On April 30, 2018, the Court of Appeal for Ontario released its decision in 1688782 Ontario Inc. v Maple Leaf Foods Inc., 2018 ONCA 407, reversing a decision granting summary judgment (in part) in favour of Mr. Sub franchisees in a class action commenced against Maple Leaf Foods Inc. following the listeria contamination of certain Maple Leaf ready-to-eat meats in 2008. The Court of Appeal’s decision makes numerous references to the Supreme Court’s decision in Deloitte & Touche v Livent (Receiver of), 2017 SCC 63, and highlights the importance of properly defining the scope of any duty of care arising from a relationship between parties.
The class action commenced on behalf of Mr. Sub franchisees alleged that Maple Leaf had: (a) negligently manufactured and supplied potentially contaminated meats; and (b) negligently represented that the supplied meats were fit for human consumption. While there was no evidence that any Mr. Sub customer was harmed by any contaminated product, the Mr. Sub franchisees alleged that they suffered economic loss arising from the reputational harm that they experienced from being publicly associated with Maple Leaf after the listeria outbreak. They claimed damages for loss of past and future sales, past and future profits, and loss of capital value and goodwill.
At first instance, the motion judge found that Maple Leaf owed a duty of care to the Mr. Sub franchisees in relation to the production, processing, sale and distribution of the ready-to-eat meats. This duty of care included the duty to supply a product fit for human consumption. In relation to the claim for negligent misrepresentations, the motion judge similarly found that Maple Leaf owed a duty of care with respect to any representations made that the ready-to-eat meats were fit for human consumption and posed no risk of harm.
The Court of Appeal held that the motion judge made three fundamental errors in her duty of care analysis. First, the motion judge erred in finding that the relationship between Maple Leaf and the Mr. Sub franchisees fell within an established category of relationships in which proximity had already been found to exist and which gave rise to a duty to supply a product fit for human consumption.

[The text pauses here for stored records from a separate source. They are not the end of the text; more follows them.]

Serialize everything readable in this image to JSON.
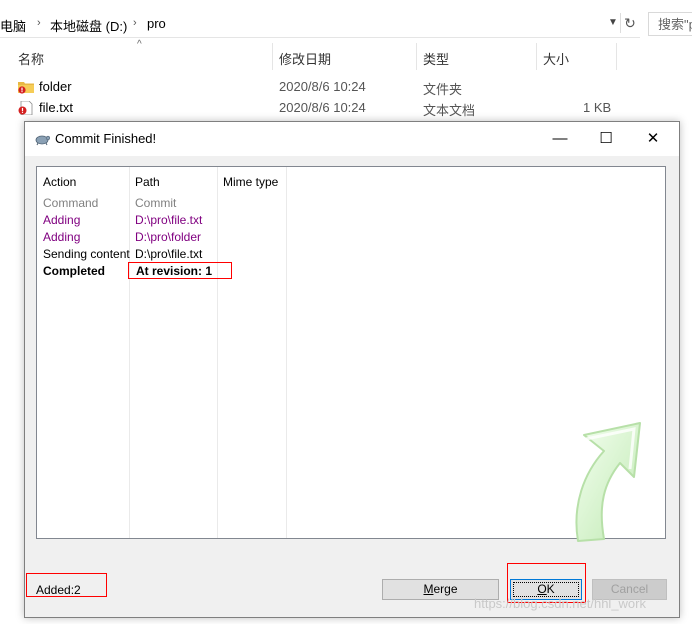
{
  "explorer": {
    "breadcrumb": [
      "电脑",
      "本地磁盘 (D:)",
      "pro"
    ],
    "search_placeholder": "搜索\"p",
    "columns": {
      "name": "名称",
      "date": "修改日期",
      "type": "类型",
      "size": "大小"
    },
    "files": [
      {
        "name": "folder",
        "date": "2020/8/6 10:24",
        "type": "文件夹",
        "size": "",
        "icon": "folder-icon"
      },
      {
        "name": "file.txt",
        "date": "2020/8/6 10:24",
        "type": "文本文档",
        "size": "1 KB",
        "icon": "text-file-icon"
      }
    ]
  },
  "dialog": {
    "title": "Commit Finished!",
    "columns": {
      "action": "Action",
      "path": "Path",
      "mime": "Mime type"
    },
    "rows": [
      {
        "action": "Command",
        "path": "Commit",
        "style": "gray"
      },
      {
        "action": "Adding",
        "path": "D:\\pro\\file.txt",
        "style": "purple"
      },
      {
        "action": "Adding",
        "path": "D:\\pro\\folder",
        "style": "purple"
      },
      {
        "action": "Sending content",
        "path": "D:\\pro\\file.txt",
        "style": "black"
      },
      {
        "action": "Completed",
        "path": "At revision: 1",
        "style": "bold"
      }
    ],
    "status": "Added:2",
    "buttons": {
      "merge": {
        "prefix": "",
        "accel": "M",
        "suffix": "erge"
      },
      "ok": {
        "prefix": "",
        "accel": "O",
        "suffix": "K"
      },
      "cancel": "Cancel"
    }
  },
  "watermark": "https://blog.csdn.net/hhl_work",
  "colors": {
    "accent": "#0078d7",
    "highlight": "#ff0000",
    "purple": "#800080"
  }
}
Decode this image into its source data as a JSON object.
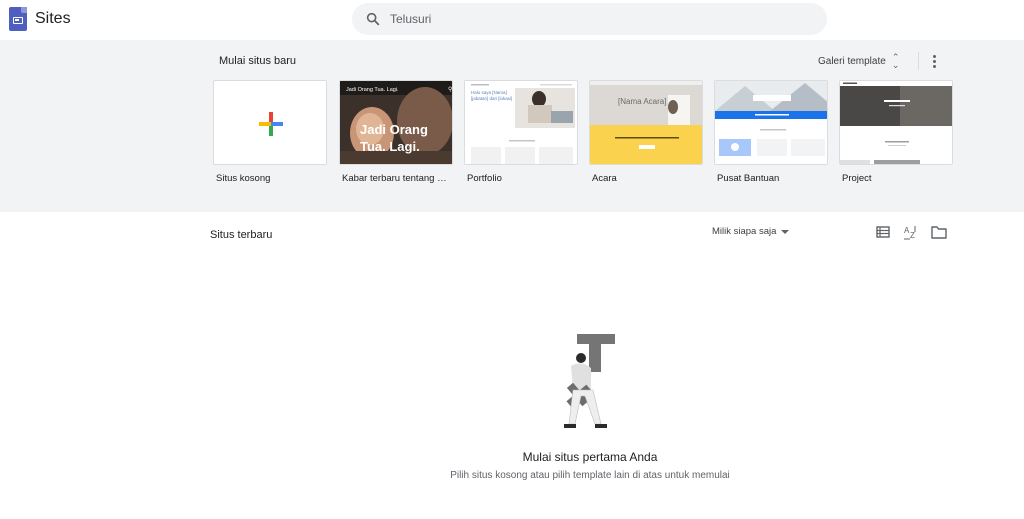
{
  "app": {
    "title": "Sites"
  },
  "search": {
    "placeholder": "Telusuri"
  },
  "templates": {
    "section_title": "Mulai situs baru",
    "gallery_label": "Galeri template",
    "cards": [
      {
        "label": "Situs kosong"
      },
      {
        "label": "Kabar terbaru tentang …",
        "header_text": "Jadi Orang Tua. Lagi.",
        "hero_text": "Jadi Orang Tua. Lagi."
      },
      {
        "label": "Portfolio",
        "hero_text": "Halo saya [Nama] [jabatan] dari [lokasi]"
      },
      {
        "label": "Acara",
        "hero_text": "[Nama Acara]"
      },
      {
        "label": "Pusat Bantuan"
      },
      {
        "label": "Project"
      }
    ]
  },
  "recent": {
    "section_title": "Situs terbaru",
    "owner_filter": "Milik siapa saja"
  },
  "empty_state": {
    "title": "Mulai situs pertama Anda",
    "subtitle": "Pilih situs kosong atau pilih template lain di atas untuk memulai"
  },
  "colors": {
    "brand": "#4e5fbf",
    "event_yellow": "#fbd24e",
    "help_blue": "#1a73e8"
  }
}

After referring to the fact that the majority of the Supreme Court in Livent had warned against “an overly broad characterization of an established category of proximity which fails to consider the scope of the activity in respect of which proximity was previously recognized”, the Court of Appeal found that there were fundamental differences between this case and the cases relied upon by the motion judge. As a result, a full Anns/Cooper analysis was required to determine whether there was a duty of care.
Second, the motion judge erred in failing to consider the scope of the proximate relationship between the parties or the scope of any duty of care arising from it. According to the Court of Appeal, to the extent that there may be a duty to supply meat fit for human consumption, it does not extend to the damages for pure economic loss alleged by the franchisees. Writing for the Court, Fairburn J.A. stated:
 To conclude that Maple Leaf owed a duty of care in tort to the franchisees to protect them against the kinds of damages at issue on this appeal would be to enlarge the duty to safeguard the health and safety of customers by supplying fit meat to include a quite different and added duty to franchisees to protect against reputational harm. In my view, to do so would constitute an unwarranted expansion of a duty owed to one class of plaintiffs and extend it to the fundamentally different claim advanced by the franchisees. In other words, the franchisees cannot bootstrap their claim for damages for reputational loss to the different duty owed by Maple Leaf to their customers.
Third, in the context of the claim for negligent misrepresentations, the motion judge also erred in failing to consider the scope of the proximate relationship between the parties. In Livent, two factors were identified as being determinative when conducting a proximity analysis in a case of negligent misrepresentation: the defendant’s undertaking and the plaintiff’s reliance. The Court of Appeal pointed out that while Maple Leaf undoubtedly undertook to supply meat safe for human consumption by Mr. Sub customers, the purpose of this undertaking was not to protect the reputational interests of the Mr. Sub franchisees. Here, the reputational damage alleged by the franchisees was said to flow from the supply of tainted meet to others (i.e. not Mr. Sub franchisees or customers), and the recall of potentially tainted meat from Mr. Sub franchisees. Given the source of the alleged damage, the Court of Appeal found that it fell outside the scope of Maple Leaf’s undertaking to the franchisees and that the alleged injury was not reasonably foreseeable. As a result, Maple Leaf’s duty of care with respect to any representations made that the ready-to-eat meats were fit for human consumption and posed no risk of harm did not extend to the Mr. Sub franchisees’ alleged damages for pure economic loss.
The decision of the Court of Appeal in 1688782 Ontario Inc. v Maple Leaf Foods Inc.is a good reminder that there needs to be a link between the duty of care and the damages suffered. Establishing any duty of care is not sufficient. The scope of the duty of care that is alleged must be broad enough to encompass the nature of the damages claimed, and the damages claimed must flow from a breach of the duty of care as defined.The information and comments herein are for the general information of the reader and are not intended as advice or opinion to be relied upon in relation to any particular circumstances. For particular application of the law to specific situations, the reader should seek professional advice.